The U.S. social media company's latest addition is a subtle piece of information that shows the client that each tweet is sent from. In doing so, the company now displays whether a user tweets from the web or mobile and, if they are on a phone, whether they used Twitter's iOS or Android apps, or a third-party service.
The feature which was quietly enabled on Twitter's mobile clients earlier this month; it has long been part of the TweetDeck app has received a mixed response from users since CEO Jack Dorsey spotlighted it.
Some are happy to have additional details to dig into for context, for example, whether a person is on mobile or using third-party apps, but others believe it is an unnecessary addition that is stoking the rivalry between iOS and Android fans.

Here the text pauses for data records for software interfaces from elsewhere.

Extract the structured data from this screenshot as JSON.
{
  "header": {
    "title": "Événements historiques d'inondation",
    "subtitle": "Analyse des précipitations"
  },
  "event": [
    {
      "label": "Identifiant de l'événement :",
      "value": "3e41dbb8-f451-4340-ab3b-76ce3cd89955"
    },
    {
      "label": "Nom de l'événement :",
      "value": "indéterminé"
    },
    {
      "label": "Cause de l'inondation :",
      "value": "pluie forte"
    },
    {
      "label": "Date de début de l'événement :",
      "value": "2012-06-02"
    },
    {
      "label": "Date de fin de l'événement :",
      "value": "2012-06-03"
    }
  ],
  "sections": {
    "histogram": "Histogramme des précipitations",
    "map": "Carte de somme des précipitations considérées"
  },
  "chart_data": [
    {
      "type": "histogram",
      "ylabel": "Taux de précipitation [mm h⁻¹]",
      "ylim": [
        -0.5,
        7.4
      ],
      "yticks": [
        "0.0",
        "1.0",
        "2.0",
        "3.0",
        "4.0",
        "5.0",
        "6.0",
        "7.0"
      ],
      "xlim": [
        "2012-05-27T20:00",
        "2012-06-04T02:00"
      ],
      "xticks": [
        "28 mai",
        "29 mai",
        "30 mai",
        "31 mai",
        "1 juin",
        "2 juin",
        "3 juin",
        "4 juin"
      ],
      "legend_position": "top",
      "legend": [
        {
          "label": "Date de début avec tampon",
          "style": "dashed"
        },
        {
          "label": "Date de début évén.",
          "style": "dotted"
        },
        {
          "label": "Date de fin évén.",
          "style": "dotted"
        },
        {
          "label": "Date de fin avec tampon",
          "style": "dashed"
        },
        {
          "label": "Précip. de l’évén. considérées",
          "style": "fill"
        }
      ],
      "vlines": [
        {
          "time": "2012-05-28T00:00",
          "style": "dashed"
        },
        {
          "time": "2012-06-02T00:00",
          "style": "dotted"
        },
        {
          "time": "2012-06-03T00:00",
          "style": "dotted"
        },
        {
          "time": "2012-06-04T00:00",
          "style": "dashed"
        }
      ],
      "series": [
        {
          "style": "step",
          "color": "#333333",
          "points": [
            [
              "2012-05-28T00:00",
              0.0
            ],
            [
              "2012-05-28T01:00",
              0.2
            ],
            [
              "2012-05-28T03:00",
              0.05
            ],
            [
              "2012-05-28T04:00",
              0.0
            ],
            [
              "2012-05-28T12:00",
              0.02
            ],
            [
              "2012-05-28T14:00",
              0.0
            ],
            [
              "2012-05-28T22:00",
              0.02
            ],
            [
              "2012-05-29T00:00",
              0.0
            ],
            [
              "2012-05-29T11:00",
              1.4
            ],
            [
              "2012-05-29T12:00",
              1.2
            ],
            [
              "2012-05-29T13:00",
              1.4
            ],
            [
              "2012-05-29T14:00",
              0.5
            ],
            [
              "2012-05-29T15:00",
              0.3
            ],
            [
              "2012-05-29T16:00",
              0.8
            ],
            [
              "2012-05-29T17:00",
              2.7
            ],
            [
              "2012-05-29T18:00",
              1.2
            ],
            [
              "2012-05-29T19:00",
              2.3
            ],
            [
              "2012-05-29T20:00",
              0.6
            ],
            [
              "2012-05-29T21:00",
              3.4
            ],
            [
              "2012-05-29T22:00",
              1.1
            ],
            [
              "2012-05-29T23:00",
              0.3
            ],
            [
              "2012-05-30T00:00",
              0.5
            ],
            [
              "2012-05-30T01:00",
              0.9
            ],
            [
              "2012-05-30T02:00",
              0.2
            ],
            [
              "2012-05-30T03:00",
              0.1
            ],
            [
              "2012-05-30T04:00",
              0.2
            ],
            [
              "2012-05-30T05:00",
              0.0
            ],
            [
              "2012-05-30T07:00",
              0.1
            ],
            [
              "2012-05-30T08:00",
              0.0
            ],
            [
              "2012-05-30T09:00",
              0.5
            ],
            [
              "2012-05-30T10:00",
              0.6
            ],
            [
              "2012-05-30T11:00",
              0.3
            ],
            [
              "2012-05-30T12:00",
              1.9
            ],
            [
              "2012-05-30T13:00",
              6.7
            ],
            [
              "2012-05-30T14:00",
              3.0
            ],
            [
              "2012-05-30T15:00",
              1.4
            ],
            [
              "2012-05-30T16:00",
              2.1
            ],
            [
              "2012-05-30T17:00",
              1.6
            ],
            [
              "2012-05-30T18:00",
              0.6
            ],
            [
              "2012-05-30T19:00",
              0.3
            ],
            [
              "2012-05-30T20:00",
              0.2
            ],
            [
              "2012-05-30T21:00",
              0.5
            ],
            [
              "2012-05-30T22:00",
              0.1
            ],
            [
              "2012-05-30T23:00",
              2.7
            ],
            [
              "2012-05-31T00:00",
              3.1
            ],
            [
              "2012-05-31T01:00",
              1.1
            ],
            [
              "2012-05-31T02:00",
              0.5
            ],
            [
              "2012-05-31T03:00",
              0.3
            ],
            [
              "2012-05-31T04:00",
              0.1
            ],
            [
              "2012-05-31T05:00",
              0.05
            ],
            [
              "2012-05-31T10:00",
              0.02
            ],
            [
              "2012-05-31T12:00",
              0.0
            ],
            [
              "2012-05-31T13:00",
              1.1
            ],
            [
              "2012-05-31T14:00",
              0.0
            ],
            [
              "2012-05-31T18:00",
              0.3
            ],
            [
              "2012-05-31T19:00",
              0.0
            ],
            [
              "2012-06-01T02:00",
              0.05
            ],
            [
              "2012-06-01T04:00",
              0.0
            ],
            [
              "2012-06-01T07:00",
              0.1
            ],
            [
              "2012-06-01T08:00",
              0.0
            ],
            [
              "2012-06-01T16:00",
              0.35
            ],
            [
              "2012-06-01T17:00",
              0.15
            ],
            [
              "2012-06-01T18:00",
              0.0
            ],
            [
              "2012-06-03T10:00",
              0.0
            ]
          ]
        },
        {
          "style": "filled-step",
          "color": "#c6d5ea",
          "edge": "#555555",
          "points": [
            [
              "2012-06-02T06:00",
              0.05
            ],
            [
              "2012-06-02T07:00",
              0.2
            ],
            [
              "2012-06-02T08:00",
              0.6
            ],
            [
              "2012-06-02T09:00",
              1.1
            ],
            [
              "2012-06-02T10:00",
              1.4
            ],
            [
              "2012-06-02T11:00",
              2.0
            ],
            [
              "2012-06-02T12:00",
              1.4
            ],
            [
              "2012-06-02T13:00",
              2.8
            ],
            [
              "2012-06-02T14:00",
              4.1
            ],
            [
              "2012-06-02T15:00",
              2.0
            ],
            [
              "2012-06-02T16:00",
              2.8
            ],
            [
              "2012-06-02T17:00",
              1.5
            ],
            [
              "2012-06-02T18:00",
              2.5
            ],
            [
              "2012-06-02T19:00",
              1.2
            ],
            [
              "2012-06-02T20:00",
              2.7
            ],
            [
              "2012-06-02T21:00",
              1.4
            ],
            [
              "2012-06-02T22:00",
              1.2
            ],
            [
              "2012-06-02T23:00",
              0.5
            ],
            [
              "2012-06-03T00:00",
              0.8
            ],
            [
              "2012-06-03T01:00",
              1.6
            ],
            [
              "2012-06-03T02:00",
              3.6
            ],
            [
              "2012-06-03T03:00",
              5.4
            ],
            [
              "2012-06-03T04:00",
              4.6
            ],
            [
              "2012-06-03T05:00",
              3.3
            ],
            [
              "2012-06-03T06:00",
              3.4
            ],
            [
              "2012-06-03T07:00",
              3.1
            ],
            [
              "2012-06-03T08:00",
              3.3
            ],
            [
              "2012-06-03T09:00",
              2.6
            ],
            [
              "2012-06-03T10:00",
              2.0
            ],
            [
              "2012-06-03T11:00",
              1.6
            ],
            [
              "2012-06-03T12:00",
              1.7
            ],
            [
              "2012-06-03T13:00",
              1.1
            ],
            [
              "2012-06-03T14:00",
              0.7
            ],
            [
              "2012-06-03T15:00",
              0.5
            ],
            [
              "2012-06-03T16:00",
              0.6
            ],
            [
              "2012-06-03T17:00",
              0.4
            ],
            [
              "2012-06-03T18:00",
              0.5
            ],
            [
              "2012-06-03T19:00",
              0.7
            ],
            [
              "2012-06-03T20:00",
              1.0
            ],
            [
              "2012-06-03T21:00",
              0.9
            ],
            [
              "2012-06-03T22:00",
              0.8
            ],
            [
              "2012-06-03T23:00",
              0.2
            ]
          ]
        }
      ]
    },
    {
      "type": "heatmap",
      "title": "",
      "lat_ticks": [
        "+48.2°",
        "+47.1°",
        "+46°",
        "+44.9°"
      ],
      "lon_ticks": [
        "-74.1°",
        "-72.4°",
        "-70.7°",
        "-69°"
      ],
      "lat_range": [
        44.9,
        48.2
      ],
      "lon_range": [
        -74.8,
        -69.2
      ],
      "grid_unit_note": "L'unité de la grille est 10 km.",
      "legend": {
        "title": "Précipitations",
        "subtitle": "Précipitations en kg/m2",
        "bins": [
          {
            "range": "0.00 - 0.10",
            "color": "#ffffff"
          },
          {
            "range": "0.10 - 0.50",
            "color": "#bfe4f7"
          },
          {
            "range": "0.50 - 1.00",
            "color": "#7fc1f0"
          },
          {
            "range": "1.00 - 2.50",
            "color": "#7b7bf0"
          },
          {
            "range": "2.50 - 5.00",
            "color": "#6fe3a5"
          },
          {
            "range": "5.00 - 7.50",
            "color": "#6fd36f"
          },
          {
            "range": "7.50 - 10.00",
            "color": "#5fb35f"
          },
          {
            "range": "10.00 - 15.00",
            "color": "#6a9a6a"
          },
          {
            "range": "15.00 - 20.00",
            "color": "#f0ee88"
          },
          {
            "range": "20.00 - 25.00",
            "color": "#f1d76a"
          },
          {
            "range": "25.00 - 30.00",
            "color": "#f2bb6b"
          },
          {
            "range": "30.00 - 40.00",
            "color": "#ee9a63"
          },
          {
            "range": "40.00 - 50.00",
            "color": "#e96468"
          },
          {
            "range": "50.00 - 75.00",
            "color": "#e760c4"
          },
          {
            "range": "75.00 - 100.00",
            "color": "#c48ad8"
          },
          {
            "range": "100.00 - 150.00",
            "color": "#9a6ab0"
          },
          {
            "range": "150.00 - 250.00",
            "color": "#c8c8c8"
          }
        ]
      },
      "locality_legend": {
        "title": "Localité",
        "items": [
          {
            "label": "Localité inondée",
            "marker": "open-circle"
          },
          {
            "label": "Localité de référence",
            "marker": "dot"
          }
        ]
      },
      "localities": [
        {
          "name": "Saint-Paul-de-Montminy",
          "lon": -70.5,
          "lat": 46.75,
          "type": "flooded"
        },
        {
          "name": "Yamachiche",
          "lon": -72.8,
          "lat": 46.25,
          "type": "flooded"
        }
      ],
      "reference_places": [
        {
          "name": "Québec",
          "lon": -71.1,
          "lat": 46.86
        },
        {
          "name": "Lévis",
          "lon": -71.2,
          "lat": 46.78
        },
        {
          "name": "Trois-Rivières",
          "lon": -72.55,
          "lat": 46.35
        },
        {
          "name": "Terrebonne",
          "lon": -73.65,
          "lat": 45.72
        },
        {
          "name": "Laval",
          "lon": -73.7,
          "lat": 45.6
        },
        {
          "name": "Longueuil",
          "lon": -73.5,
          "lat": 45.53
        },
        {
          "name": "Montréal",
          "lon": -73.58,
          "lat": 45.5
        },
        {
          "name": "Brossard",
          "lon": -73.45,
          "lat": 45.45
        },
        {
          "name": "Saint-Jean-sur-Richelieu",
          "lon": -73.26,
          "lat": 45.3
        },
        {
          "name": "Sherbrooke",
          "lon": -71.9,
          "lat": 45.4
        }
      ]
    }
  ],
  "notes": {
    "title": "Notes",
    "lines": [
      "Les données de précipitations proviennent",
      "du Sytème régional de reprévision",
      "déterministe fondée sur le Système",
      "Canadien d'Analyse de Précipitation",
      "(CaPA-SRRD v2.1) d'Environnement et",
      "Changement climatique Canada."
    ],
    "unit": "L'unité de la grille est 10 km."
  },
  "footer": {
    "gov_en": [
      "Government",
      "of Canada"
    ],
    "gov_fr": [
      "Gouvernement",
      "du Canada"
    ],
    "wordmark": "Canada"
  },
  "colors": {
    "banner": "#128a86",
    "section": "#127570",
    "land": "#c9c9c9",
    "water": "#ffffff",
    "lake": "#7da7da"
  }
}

Interestingly, the app detail isn't actually new. Way back in 2012 some six years ago Twitter stripped out the information as part of a series of changes to unify users across devices, focus on service's reading experience and push people to its official apps where it could maximize advertising reach.
That was a long time ago so long that TechCrunch editor in chief Matthew Panzarino was still a reporter when he wrote about it; he and I were at another publication altogether and much has changed at Twitter, which has grown massively in popularity to reach 330 million users.
Back in 2012, Twitter was trying to reign in the mass of third-party apps that were popular with users in order to centralize its advertising to get itself, and its finances, together before going public. Twitter's IPO happened in 2013 and it did migrate most users to its own apps, but it did a terrible job handling developers and thus, today, there are precious few third-party apps. That's still a sore point with many users, since the independent apps were traditionally superior with better design and more functions. Most are dead now and Twitter's official apps reign supreme.
Many Twitter users may not be aware of the back story, so it is pretty fascinating to see some express uncertainty at displaying details of their phone. Indeed, a number of Android users lamented that the new detail is ‘exposing' their devices.
While it may increase arguments between mobile's two tribes, the feature has already called out brands and ambassadors using the ‘wrong' device. Notable examples including a Korean boyband sponsored by LG using iPhones or the Apple Music team sending a tweet via an Android device. Suddenly spotting these mismatches is a whole lot easier.